Parade Magazine is apologizing for a design flub that paired a Nazi battleship with an award winning U.S. Navy chef, the magazine’s top editor told USNI News on Monday.
The story featured Senior Chief Culinary Specialist Derrick Davenport, a chef for the Joint Chiefs Chairman, who won the gold medal in the March 38th Annual Military Culinary Arts Competition at Fort Lee, Va.
But topping the heart warming tale of Davenport’s rise to the gold from the broom closet sized kitchen of the attack sub USS Annapolis (SSN-760) was a collection of ship silhouettes that included the most notorious Nazi battleships of World War II – the Bismarck-class.
“Mea culpa,” wrote Parade editorial director Maggie Murphy in an email to USNI News.
“I regret we didn’t dig deeper into the exact descriptions of the graphics we used for our story on Derrick Davenport this past Sunday.”
The silhouette was first picked out as a Bismarck-class ship by Christopher P. Cavas, naval writer for Defense News on Sunday.
A Parade spokesperson told USNI News the designer assembling images pulled the silhouette from a collection of, “naval images that didn’t distinguish between U.S. and foreign ships.”
Bismarck, and sister ship Tirpitz, were the pinnacle of Nazi naval might at the start of World War II. Bismarck was famously sunk in 1941 after a short career of harassing Allied supply lines in the Atlantic and sinking the British Royal Navy’s HMS Hood. Royal Air Force bombers sank Tirpitz in 1944.

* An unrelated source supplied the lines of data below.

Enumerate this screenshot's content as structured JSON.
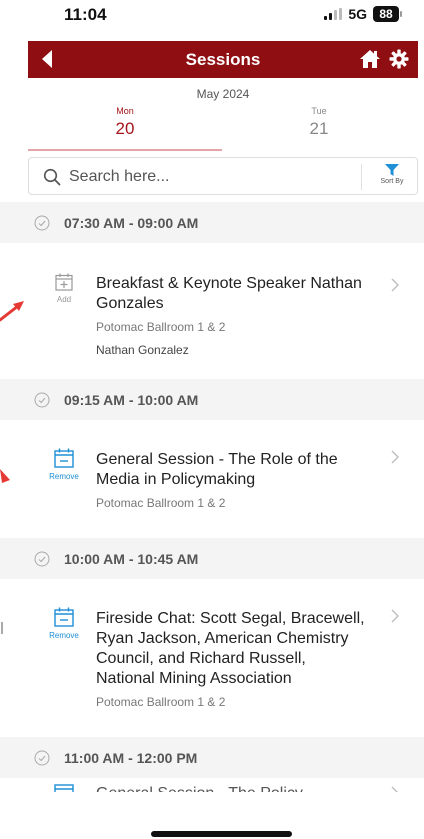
{
  "status_bar": {
    "time": "11:04",
    "network": "5G",
    "battery": "88"
  },
  "header": {
    "title": "Sessions",
    "back_icon": "back-arrow-icon",
    "home_icon": "home-icon",
    "settings_icon": "gear-icon",
    "color": "#8e0e11"
  },
  "date_bar": {
    "month": "May 2024",
    "tabs": [
      {
        "dow": "Mon",
        "day": "20",
        "active": true
      },
      {
        "dow": "Tue",
        "day": "21",
        "active": false
      }
    ],
    "accent": "#a4151a"
  },
  "search": {
    "placeholder": "Search here...",
    "sort_label": "Sort By"
  },
  "slots": [
    {
      "time": "07:30 AM - 09:00 AM",
      "sessions": [
        {
          "title": "Breakfast & Keynote Speaker Nathan Gonzales",
          "location": "Potomac Ballroom 1 & 2",
          "speaker": "Nathan Gonzalez",
          "action": "Add"
        }
      ]
    },
    {
      "time": "09:15 AM - 10:00 AM",
      "sessions": [
        {
          "title": "General Session - The Role of the Media in Policymaking",
          "location": "Potomac Ballroom 1 & 2",
          "action": "Remove"
        }
      ]
    },
    {
      "time": "10:00 AM - 10:45 AM",
      "sessions": [
        {
          "title": "Fireside Chat: Scott Segal, Bracewell, Ryan Jackson, American Chemistry Council, and Richard Russell, National Mining Association",
          "location": "Potomac Ballroom 1 & 2",
          "action": "Remove"
        }
      ]
    },
    {
      "time": "11:00 AM - 12:00 PM",
      "sessions": [
        {
          "title": "General Session - The Policy",
          "action": "Remove"
        }
      ]
    }
  ],
  "colors": {
    "add_gray": "#999999",
    "remove_blue": "#1f8fd6",
    "annotation_red": "#e53935"
  }
}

For Parade’s part, Murphy hoped the mistake would not overshadow the story’s main focus.
“We hope you’ll join us in celebrating the accomplishments of the Navy’s Derrick Davenport and his colleagues, and move on,” Murphy wrote to USNI News.
Parade isn’t alone in misidentifying ships. In September, organizers of the Democratic National Convention in Charlotte, N.C. displayed images of Russian warships during a tribute to veterans.